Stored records
====================
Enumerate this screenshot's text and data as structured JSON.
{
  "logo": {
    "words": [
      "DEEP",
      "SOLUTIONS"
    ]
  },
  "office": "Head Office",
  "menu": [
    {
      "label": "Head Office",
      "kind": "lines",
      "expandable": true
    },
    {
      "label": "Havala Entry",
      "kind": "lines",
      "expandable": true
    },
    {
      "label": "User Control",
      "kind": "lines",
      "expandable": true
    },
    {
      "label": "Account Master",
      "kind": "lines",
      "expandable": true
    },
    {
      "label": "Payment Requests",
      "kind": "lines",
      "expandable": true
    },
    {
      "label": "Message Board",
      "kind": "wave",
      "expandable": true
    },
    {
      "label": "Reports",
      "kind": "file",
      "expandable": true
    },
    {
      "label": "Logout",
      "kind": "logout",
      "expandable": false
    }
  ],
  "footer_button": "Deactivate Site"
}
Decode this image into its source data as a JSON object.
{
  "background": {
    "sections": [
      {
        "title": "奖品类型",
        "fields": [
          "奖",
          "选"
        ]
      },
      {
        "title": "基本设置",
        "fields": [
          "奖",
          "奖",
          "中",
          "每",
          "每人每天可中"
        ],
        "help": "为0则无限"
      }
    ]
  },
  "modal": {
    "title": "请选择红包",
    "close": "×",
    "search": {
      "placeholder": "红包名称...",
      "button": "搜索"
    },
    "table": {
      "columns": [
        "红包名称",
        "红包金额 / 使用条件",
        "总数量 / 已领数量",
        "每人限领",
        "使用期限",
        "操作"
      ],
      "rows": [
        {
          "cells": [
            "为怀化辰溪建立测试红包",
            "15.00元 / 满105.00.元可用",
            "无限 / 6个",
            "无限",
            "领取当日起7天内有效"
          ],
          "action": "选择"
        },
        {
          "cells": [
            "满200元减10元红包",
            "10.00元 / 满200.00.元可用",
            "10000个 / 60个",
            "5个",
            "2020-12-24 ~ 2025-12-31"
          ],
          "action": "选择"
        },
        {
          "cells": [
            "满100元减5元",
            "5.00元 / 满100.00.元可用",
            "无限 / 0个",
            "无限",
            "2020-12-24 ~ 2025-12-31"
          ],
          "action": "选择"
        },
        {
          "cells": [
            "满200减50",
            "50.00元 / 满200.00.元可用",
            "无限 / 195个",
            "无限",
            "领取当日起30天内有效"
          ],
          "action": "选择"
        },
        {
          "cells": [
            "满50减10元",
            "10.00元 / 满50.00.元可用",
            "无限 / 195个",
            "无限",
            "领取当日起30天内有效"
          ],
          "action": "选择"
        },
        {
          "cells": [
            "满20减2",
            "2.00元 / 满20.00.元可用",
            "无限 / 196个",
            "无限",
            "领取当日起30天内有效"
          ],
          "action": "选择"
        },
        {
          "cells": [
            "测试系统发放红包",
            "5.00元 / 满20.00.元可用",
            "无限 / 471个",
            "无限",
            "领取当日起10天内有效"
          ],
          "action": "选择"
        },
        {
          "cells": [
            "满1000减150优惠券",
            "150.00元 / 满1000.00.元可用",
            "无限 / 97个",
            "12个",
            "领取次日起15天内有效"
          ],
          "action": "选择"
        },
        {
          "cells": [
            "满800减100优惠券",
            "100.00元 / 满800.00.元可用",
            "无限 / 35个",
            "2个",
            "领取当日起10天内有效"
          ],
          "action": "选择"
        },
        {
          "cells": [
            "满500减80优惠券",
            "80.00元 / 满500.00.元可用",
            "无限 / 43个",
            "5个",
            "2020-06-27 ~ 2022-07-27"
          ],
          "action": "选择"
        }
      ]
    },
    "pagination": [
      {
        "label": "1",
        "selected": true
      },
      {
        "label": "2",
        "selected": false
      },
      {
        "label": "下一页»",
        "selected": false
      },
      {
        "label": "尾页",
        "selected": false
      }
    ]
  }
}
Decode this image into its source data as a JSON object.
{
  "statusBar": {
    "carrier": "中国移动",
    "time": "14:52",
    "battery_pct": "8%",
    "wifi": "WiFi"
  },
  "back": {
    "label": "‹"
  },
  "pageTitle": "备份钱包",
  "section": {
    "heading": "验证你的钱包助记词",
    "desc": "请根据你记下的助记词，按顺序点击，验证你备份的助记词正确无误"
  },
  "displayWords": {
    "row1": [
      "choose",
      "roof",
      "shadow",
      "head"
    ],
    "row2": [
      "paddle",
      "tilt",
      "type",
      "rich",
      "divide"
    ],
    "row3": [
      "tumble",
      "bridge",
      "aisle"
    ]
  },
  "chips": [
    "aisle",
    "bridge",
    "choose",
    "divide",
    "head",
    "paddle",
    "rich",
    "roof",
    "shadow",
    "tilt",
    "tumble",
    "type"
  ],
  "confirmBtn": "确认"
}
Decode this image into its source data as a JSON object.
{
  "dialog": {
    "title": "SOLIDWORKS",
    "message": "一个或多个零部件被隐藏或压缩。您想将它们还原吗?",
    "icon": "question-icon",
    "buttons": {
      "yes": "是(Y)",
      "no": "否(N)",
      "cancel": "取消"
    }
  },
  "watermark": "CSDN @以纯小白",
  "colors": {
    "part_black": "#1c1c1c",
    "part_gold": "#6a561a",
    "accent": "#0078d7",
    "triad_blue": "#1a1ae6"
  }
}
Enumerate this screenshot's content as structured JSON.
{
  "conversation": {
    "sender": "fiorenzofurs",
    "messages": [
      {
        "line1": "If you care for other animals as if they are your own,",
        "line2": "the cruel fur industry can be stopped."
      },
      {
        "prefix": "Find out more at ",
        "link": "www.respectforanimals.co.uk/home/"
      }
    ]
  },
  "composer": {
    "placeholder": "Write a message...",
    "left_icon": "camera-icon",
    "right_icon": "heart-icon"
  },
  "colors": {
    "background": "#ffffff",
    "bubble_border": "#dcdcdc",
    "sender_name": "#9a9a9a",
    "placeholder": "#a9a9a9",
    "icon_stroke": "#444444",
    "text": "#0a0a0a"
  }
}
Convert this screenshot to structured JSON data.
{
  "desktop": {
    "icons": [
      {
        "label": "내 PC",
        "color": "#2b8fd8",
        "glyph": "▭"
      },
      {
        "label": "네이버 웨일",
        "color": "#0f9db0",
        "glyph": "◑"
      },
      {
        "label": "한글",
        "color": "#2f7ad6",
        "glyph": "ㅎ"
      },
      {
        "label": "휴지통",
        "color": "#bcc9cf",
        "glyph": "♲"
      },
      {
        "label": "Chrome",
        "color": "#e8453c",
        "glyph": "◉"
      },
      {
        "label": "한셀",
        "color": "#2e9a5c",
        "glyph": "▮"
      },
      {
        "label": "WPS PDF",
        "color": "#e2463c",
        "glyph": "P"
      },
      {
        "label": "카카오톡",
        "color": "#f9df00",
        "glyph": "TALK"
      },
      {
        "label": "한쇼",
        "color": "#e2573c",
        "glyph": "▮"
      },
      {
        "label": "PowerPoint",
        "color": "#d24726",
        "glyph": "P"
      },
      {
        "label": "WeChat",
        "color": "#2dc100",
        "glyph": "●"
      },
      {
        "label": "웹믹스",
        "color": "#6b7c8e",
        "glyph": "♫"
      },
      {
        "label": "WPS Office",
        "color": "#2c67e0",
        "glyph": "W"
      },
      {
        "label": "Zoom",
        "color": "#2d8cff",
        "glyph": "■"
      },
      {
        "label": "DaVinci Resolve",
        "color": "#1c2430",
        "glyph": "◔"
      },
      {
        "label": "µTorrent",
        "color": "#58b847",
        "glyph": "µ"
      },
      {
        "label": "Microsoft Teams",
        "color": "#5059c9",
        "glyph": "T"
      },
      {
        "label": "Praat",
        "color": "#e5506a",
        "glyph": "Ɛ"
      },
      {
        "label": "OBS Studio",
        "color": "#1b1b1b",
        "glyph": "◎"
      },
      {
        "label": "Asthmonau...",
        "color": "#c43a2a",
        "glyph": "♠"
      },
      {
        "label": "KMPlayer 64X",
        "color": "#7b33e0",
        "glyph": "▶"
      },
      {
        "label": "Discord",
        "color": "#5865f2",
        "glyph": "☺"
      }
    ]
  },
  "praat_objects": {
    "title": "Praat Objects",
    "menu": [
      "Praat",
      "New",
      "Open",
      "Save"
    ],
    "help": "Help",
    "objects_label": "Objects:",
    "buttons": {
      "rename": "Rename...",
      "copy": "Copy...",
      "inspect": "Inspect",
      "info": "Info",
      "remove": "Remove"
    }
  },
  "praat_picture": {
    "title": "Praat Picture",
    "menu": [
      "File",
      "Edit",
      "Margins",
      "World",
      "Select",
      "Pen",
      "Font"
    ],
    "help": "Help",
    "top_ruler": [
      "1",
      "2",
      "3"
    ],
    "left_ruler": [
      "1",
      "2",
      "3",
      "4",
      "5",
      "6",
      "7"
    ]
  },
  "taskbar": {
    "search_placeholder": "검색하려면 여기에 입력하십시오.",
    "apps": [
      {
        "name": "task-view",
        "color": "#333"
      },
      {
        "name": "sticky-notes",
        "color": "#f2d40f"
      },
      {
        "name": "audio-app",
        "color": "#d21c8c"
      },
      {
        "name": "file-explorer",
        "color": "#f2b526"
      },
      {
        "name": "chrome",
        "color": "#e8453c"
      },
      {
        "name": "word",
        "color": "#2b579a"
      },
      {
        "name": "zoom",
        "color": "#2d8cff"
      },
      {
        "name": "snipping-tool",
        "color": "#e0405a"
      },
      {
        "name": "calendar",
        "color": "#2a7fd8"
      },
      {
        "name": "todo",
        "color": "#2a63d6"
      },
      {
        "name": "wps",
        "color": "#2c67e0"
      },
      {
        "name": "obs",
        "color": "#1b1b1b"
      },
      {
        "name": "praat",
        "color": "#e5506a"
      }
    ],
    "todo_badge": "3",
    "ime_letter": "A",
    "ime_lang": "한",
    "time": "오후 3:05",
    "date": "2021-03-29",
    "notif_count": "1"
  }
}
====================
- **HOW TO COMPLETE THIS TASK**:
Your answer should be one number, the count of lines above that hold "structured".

- **OUTPUT OF THE TASK**:
3